A verbatim restatement of the data, free of pictures, is what you should output.

= = = = = = =

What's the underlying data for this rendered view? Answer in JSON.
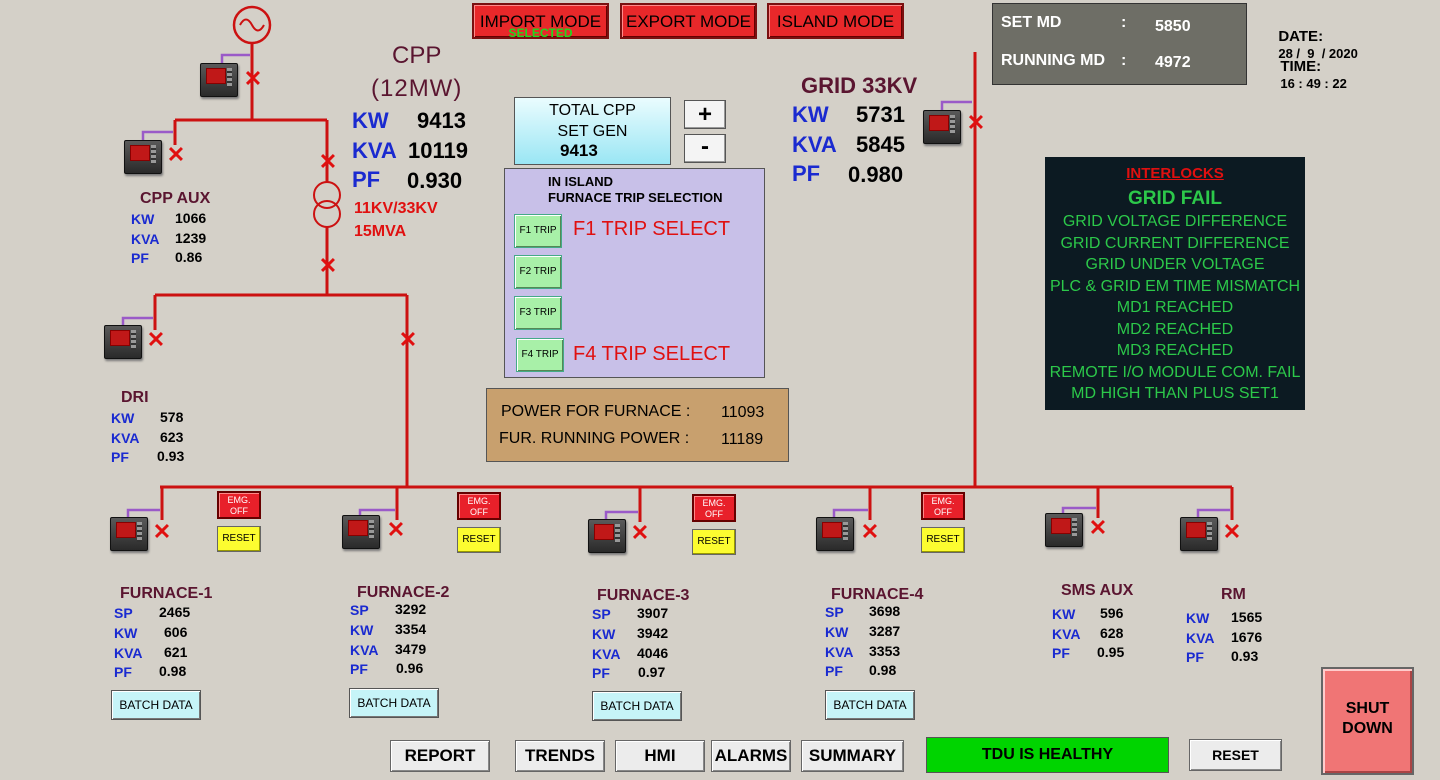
{
  "modes": {
    "import": "IMPORT MODE",
    "import_status": "SELECTED",
    "export": "EXPORT MODE",
    "island": "ISLAND MODE"
  },
  "md": {
    "set_label": "SET MD",
    "set_value": "5850",
    "running_label": "RUNNING MD",
    "running_value": "4972",
    "sep": ":"
  },
  "datetime": {
    "date_label": "DATE:",
    "date_value": "28 /  9  / 2020",
    "time_label": "TIME:",
    "time_value": "16 : 49 : 22"
  },
  "cpp": {
    "title": "CPP",
    "capacity": "(12MW)",
    "kw_label": "KW",
    "kw": "9413",
    "kva_label": "KVA",
    "kva": "10119",
    "pf_label": "PF",
    "pf": "0.930"
  },
  "transformer": {
    "ratio": "11KV/33KV",
    "rating": "15MVA"
  },
  "cpp_aux": {
    "title": "CPP AUX",
    "kw_label": "KW",
    "kw": "1066",
    "kva_label": "KVA",
    "kva": "1239",
    "pf_label": "PF",
    "pf": "0.86"
  },
  "dri": {
    "title": "DRI",
    "kw_label": "KW",
    "kw": "578",
    "kva_label": "KVA",
    "kva": "623",
    "pf_label": "PF",
    "pf": "0.93"
  },
  "grid": {
    "title": "GRID 33KV",
    "kw_label": "KW",
    "kw": "5731",
    "kva_label": "KVA",
    "kva": "5845",
    "pf_label": "PF",
    "pf": "0.980"
  },
  "set_gen": {
    "line1": "TOTAL CPP",
    "line2": "SET GEN",
    "value": "9413",
    "plus": "+",
    "minus": "-"
  },
  "trip_panel": {
    "line1": "IN ISLAND",
    "line2": "FURNACE TRIP SELECTION",
    "f1": "F1 TRIP",
    "f2": "F2 TRIP",
    "f3": "F3 TRIP",
    "f4": "F4 TRIP",
    "f1_selected": "F1 TRIP SELECT",
    "f4_selected": "F4 TRIP SELECT"
  },
  "furnace_power": {
    "power_label": "POWER FOR FURNACE :",
    "power_value": "11093",
    "running_label": "FUR. RUNNING POWER :",
    "running_value": "11189"
  },
  "interlocks": {
    "title": "INTERLOCKS",
    "status": "GRID FAIL",
    "items": [
      "GRID VOLTAGE DIFFERENCE",
      "GRID CURRENT DIFFERENCE",
      "GRID UNDER VOLTAGE",
      "PLC & GRID EM TIME MISMATCH",
      "MD1 REACHED",
      "MD2 REACHED",
      "MD3 REACHED",
      "REMOTE I/O MODULE COM. FAIL",
      "MD HIGH THAN PLUS SET1"
    ]
  },
  "feeder_buttons": {
    "emg_line1": "EMG.",
    "emg_line2": "OFF",
    "reset": "RESET",
    "batch": "BATCH DATA"
  },
  "furnaces": [
    {
      "title": "FURNACE-1",
      "sp_label": "SP",
      "sp": "2465",
      "kw_label": "KW",
      "kw": "606",
      "kva_label": "KVA",
      "kva": "621",
      "pf_label": "PF",
      "pf": "0.98"
    },
    {
      "title": "FURNACE-2",
      "sp_label": "SP",
      "sp": "3292",
      "kw_label": "KW",
      "kw": "3354",
      "kva_label": "KVA",
      "kva": "3479",
      "pf_label": "PF",
      "pf": "0.96"
    },
    {
      "title": "FURNACE-3",
      "sp_label": "SP",
      "sp": "3907",
      "kw_label": "KW",
      "kw": "3942",
      "kva_label": "KVA",
      "kva": "4046",
      "pf_label": "PF",
      "pf": "0.97"
    },
    {
      "title": "FURNACE-4",
      "sp_label": "SP",
      "sp": "3698",
      "kw_label": "KW",
      "kw": "3287",
      "kva_label": "KVA",
      "kva": "3353",
      "pf_label": "PF",
      "pf": "0.98"
    }
  ],
  "sms_aux": {
    "title": "SMS AUX",
    "kw_label": "KW",
    "kw": "596",
    "kva_label": "KVA",
    "kva": "628",
    "pf_label": "PF",
    "pf": "0.95"
  },
  "rm": {
    "title": "RM",
    "kw_label": "KW",
    "kw": "1565",
    "kva_label": "KVA",
    "kva": "1676",
    "pf_label": "PF",
    "pf": "0.93"
  },
  "nav": {
    "report": "REPORT",
    "trends": "TRENDS",
    "hmi": "HMI",
    "alarms": "ALARMS",
    "summary": "SUMMARY"
  },
  "status": {
    "tdu": "TDU IS HEALTHY",
    "reset": "RESET",
    "shutdown_line1": "SHUT",
    "shutdown_line2": "DOWN"
  },
  "colors": {
    "busbar": "#cc1111",
    "background": "#d4d0c8",
    "interlock_panel": "#0c1a22",
    "interlock_text": "#2cc84a",
    "healthy": "#00d400"
  }
}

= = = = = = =

_WRITTEN SOLUTION_.
What's the underlying data for this rendered view? Answer in JSON.
{
  "modes": {
    "import": "IMPORT MODE",
    "import_status": "SELECTED",
    "export": "EXPORT MODE",
    "island": "ISLAND MODE"
  },
  "md": {
    "set_label": "SET MD",
    "set_value": "5850",
    "running_label": "RUNNING MD",
    "running_value": "4972",
    "sep": ":"
  },
  "datetime": {
    "date_label": "DATE:",
    "date_value": "28 /  9  / 2020",
    "time_label": "TIME:",
    "time_value": "16 : 49 : 22"
  },
  "cpp": {
    "title": "CPP",
    "capacity": "(12MW)",
    "kw_label": "KW",
    "kw": "9413",
    "kva_label": "KVA",
    "kva": "10119",
    "pf_label": "PF",
    "pf": "0.930"
  },
  "transformer": {
    "ratio": "11KV/33KV",
    "rating": "15MVA"
  },
  "cpp_aux": {
    "title": "CPP AUX",
    "kw_label": "KW",
    "kw": "1066",
    "kva_label": "KVA",
    "kva": "1239",
    "pf_label": "PF",
    "pf": "0.86"
  },
  "dri": {
    "title": "DRI",
    "kw_label": "KW",
    "kw": "578",
    "kva_label": "KVA",
    "kva": "623",
    "pf_label": "PF",
    "pf": "0.93"
  },
  "grid": {
    "title": "GRID 33KV",
    "kw_label": "KW",
    "kw": "5731",
    "kva_label": "KVA",
    "kva": "5845",
    "pf_label": "PF",
    "pf": "0.980"
  },
  "set_gen": {
    "line1": "TOTAL CPP",
    "line2": "SET GEN",
    "value": "9413",
    "plus": "+",
    "minus": "-"
  },
  "trip_panel": {
    "line1": "IN ISLAND",
    "line2": "FURNACE TRIP SELECTION",
    "f1": "F1 TRIP",
    "f2": "F2 TRIP",
    "f3": "F3 TRIP",
    "f4": "F4 TRIP",
    "f1_selected": "F1 TRIP SELECT",
    "f4_selected": "F4 TRIP SELECT"
  },
  "furnace_power": {
    "power_label": "POWER FOR FURNACE :",
    "power_value": "11093",
    "running_label": "FUR. RUNNING POWER :",
    "running_value": "11189"
  },
  "interlocks": {
    "title": "INTERLOCKS",
    "status": "GRID FAIL",
    "items": [
      "GRID VOLTAGE DIFFERENCE",
      "GRID CURRENT DIFFERENCE",
      "GRID UNDER VOLTAGE",
      "PLC & GRID EM TIME MISMATCH",
      "MD1 REACHED",
      "MD2 REACHED",
      "MD3 REACHED",
      "REMOTE I/O MODULE COM. FAIL",
      "MD HIGH THAN PLUS SET1"
    ]
  },
  "feeder_buttons": {
    "emg_line1": "EMG.",
    "emg_line2": "OFF",
    "reset": "RESET",
    "batch": "BATCH DATA"
  },
  "furnaces": [
    {
      "title": "FURNACE-1",
      "sp_label": "SP",
      "sp": "2465",
      "kw_label": "KW",
      "kw": "606",
      "kva_label": "KVA",
      "kva": "621",
      "pf_label": "PF",
      "pf": "0.98"
    },
    {
      "title": "FURNACE-2",
      "sp_label": "SP",
      "sp": "3292",
      "kw_label": "KW",
      "kw": "3354",
      "kva_label": "KVA",
      "kva": "3479",
      "pf_label": "PF",
      "pf": "0.96"
    },
    {
      "title": "FURNACE-3",
      "sp_label": "SP",
      "sp": "3907",
      "kw_label": "KW",
      "kw": "3942",
      "kva_label": "KVA",
      "kva": "4046",
      "pf_label": "PF",
      "pf": "0.97"
    },
    {
      "title": "FURNACE-4",
      "sp_label": "SP",
      "sp": "3698",
      "kw_label": "KW",
      "kw": "3287",
      "kva_label": "KVA",
      "kva": "3353",
      "pf_label": "PF",
      "pf": "0.98"
    }
  ],
  "sms_aux": {
    "title": "SMS AUX",
    "kw_label": "KW",
    "kw": "596",
    "kva_label": "KVA",
    "kva": "628",
    "pf_label": "PF",
    "pf": "0.95"
  },
  "rm": {
    "title": "RM",
    "kw_label": "KW",
    "kw": "1565",
    "kva_label": "KVA",
    "kva": "1676",
    "pf_label": "PF",
    "pf": "0.93"
  },
  "nav": {
    "report": "REPORT",
    "trends": "TRENDS",
    "hmi": "HMI",
    "alarms": "ALARMS",
    "summary": "SUMMARY"
  },
  "status": {
    "tdu": "TDU IS HEALTHY",
    "reset": "RESET",
    "shutdown_line1": "SHUT",
    "shutdown_line2": "DOWN"
  },
  "colors": {
    "busbar": "#cc1111",
    "background": "#d4d0c8",
    "interlock_panel": "#0c1a22",
    "interlock_text": "#2cc84a",
    "healthy": "#00d400"
  }
}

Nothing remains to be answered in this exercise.